▸ The problem: Within the listing below, how many lines hold the string "JSON"? Only the number should be given.
[Start of section]
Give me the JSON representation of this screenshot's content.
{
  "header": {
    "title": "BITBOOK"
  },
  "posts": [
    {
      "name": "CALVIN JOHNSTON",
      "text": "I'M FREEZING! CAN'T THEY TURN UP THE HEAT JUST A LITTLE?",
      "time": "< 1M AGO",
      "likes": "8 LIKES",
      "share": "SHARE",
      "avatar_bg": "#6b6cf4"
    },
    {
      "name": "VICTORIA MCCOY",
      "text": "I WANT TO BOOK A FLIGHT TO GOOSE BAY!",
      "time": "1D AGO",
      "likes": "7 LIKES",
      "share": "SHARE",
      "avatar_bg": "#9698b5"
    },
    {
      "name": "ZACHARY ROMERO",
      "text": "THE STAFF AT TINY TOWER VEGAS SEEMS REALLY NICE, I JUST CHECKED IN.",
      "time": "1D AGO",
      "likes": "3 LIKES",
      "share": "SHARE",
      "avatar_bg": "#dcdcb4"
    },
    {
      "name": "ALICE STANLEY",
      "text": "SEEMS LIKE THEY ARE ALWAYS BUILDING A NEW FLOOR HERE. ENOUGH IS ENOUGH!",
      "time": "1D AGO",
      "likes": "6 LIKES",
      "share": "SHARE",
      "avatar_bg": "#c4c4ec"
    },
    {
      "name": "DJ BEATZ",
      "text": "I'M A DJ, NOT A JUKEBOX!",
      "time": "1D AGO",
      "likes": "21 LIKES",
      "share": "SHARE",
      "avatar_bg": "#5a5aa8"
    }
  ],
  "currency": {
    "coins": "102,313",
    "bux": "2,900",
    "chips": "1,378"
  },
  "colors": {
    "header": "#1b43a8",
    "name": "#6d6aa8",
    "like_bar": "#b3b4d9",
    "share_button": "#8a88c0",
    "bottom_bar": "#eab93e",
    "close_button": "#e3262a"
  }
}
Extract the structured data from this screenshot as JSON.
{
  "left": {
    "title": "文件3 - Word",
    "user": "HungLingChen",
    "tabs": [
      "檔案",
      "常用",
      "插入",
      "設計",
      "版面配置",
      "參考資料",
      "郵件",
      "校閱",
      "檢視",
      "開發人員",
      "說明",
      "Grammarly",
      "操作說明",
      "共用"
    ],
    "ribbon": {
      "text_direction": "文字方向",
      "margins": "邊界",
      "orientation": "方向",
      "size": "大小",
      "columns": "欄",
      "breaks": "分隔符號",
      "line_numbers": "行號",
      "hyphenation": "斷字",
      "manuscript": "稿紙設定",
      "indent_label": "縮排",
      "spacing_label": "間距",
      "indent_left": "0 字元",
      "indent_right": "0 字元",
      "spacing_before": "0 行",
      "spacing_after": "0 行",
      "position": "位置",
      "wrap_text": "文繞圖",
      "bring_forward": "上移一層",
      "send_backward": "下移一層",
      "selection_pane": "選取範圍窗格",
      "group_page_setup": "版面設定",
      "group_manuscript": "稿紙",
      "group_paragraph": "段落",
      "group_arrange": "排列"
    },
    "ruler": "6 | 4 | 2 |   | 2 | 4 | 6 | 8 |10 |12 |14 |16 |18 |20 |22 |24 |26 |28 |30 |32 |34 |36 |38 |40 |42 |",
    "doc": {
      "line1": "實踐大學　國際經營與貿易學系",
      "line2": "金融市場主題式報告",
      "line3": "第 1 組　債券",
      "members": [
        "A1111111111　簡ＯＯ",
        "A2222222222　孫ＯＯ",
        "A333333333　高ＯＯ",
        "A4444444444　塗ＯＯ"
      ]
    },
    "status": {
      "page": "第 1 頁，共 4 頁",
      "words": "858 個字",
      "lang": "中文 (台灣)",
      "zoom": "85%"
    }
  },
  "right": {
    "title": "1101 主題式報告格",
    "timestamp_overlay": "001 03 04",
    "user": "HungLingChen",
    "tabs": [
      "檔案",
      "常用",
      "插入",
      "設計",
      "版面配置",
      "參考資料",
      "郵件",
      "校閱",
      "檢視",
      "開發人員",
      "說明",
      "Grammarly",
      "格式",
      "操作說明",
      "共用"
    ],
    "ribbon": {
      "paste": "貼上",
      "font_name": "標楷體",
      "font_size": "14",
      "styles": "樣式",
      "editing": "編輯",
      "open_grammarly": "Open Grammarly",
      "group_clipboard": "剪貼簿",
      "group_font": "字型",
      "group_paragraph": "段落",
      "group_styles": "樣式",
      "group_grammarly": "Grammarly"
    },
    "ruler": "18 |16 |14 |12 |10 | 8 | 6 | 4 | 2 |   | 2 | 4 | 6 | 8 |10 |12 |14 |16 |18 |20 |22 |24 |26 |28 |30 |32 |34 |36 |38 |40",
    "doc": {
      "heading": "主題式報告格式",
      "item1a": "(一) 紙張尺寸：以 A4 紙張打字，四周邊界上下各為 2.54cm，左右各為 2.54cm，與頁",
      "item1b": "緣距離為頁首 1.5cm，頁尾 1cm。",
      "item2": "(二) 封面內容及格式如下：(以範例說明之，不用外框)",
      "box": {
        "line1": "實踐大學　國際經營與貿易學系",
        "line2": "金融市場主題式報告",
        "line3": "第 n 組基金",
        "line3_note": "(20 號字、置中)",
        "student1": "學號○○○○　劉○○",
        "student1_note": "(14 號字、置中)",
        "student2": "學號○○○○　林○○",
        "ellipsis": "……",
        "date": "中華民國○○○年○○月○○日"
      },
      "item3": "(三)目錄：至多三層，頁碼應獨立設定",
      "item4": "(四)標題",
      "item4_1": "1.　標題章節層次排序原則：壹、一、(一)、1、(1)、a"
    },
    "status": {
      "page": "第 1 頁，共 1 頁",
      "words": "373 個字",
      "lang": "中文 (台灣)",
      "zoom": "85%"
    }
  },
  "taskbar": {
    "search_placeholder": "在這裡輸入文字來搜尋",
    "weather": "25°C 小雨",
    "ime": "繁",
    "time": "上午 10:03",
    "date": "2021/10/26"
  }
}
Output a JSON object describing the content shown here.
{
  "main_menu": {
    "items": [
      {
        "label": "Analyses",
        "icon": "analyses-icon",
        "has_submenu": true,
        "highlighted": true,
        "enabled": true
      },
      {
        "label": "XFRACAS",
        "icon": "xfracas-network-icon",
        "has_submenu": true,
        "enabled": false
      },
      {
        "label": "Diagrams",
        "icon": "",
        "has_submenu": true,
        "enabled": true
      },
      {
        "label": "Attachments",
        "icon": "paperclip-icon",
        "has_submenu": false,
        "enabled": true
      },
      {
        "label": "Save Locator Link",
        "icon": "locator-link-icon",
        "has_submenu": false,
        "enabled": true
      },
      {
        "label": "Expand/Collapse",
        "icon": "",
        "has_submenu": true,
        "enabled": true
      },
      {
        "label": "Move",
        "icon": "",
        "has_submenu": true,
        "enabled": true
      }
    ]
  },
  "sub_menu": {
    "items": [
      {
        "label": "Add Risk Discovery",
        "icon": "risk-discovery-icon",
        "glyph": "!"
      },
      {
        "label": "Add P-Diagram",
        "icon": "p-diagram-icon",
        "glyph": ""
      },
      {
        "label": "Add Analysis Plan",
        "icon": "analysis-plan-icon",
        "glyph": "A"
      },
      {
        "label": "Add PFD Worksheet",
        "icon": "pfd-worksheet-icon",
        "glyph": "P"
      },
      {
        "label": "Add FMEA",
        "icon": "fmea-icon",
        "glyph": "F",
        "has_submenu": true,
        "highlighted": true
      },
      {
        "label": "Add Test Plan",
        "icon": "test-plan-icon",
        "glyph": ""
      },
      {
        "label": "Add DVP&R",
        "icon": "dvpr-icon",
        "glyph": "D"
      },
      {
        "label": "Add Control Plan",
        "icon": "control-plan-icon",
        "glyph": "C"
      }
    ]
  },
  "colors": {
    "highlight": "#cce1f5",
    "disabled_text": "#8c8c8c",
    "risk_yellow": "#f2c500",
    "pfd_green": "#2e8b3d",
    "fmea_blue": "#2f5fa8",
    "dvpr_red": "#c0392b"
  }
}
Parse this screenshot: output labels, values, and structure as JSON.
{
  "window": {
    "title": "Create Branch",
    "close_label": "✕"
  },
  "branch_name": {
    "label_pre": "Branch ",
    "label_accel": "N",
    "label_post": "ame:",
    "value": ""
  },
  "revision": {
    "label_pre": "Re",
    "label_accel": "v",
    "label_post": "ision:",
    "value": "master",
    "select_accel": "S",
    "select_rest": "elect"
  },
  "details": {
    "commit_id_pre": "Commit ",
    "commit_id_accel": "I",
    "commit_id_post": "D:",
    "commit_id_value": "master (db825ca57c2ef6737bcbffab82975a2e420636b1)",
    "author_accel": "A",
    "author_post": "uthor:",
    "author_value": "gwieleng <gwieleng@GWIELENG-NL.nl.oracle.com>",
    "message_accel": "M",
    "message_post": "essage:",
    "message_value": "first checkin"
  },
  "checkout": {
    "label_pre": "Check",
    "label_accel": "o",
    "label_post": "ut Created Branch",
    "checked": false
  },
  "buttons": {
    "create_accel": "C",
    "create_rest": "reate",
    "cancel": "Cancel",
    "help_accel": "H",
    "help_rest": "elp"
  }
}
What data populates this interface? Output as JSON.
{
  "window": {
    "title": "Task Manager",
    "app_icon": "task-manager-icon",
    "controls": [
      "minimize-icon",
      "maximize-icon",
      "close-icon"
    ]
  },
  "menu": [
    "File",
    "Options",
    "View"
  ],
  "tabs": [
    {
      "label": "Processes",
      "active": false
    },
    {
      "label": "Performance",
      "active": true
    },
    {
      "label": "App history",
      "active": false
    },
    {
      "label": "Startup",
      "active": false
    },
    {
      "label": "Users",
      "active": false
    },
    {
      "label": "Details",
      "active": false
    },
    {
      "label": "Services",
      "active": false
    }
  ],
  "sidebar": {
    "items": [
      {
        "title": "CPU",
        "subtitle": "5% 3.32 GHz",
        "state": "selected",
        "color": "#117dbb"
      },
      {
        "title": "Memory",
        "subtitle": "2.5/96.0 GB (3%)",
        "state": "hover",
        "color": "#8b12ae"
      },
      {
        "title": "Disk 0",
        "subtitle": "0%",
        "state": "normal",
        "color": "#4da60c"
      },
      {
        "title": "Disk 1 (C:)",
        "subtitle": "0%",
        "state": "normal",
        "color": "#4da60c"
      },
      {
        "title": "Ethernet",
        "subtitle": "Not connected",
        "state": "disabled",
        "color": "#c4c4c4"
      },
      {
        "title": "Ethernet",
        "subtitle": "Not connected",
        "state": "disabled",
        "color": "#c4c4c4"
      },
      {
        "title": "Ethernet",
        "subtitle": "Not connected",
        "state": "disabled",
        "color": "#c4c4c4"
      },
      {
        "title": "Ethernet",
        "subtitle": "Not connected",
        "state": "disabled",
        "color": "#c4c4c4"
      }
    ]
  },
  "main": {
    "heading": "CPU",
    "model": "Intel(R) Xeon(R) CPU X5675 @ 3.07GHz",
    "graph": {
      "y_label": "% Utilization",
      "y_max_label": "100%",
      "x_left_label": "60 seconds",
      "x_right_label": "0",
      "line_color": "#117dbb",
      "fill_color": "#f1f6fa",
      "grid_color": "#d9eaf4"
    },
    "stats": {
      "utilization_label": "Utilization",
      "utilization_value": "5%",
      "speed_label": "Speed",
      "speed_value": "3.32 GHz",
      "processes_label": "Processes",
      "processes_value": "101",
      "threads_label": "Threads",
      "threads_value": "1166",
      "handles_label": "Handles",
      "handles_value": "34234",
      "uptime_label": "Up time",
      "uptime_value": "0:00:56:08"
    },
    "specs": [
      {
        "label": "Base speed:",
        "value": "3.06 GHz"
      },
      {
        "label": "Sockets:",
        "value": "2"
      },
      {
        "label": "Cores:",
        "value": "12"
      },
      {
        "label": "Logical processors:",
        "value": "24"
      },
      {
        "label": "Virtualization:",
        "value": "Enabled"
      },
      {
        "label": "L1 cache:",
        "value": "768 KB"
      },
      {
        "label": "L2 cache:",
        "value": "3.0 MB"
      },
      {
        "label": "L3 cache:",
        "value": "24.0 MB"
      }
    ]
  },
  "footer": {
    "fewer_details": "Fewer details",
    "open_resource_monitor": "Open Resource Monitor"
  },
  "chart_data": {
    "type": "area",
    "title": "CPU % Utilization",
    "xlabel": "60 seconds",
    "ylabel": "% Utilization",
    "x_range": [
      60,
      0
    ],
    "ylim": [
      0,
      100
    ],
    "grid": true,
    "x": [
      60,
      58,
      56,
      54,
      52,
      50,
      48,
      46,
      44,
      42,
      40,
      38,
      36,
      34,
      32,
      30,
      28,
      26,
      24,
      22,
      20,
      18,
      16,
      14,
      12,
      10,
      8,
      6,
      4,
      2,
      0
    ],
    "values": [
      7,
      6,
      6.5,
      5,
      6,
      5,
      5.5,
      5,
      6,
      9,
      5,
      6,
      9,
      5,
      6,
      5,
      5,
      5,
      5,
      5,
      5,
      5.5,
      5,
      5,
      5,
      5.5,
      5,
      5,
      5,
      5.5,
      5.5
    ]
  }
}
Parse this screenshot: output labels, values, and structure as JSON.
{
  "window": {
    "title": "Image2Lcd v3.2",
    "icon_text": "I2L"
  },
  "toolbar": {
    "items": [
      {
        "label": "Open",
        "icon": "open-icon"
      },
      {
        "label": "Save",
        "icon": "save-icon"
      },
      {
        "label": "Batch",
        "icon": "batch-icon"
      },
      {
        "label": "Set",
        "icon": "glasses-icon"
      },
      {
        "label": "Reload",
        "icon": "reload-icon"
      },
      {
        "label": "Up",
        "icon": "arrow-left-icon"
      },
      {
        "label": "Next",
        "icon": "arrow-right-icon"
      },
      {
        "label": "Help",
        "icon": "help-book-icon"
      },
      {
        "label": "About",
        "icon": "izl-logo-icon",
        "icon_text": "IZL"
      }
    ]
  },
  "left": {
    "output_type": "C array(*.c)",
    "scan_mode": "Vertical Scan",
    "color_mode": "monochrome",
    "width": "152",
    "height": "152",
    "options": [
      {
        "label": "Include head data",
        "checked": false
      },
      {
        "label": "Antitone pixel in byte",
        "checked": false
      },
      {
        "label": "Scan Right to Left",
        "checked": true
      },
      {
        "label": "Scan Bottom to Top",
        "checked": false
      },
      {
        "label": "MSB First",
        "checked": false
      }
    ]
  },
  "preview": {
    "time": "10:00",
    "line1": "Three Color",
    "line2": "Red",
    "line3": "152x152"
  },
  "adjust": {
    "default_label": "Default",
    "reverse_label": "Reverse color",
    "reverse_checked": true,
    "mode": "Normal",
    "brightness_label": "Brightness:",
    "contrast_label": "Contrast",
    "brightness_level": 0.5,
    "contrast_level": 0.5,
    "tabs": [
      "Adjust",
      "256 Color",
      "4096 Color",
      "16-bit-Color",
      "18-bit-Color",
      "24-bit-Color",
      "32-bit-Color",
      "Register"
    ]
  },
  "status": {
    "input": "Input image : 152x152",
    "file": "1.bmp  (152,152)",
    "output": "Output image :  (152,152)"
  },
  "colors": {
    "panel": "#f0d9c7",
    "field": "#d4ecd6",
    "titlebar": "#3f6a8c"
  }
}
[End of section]
▸ Written response: 6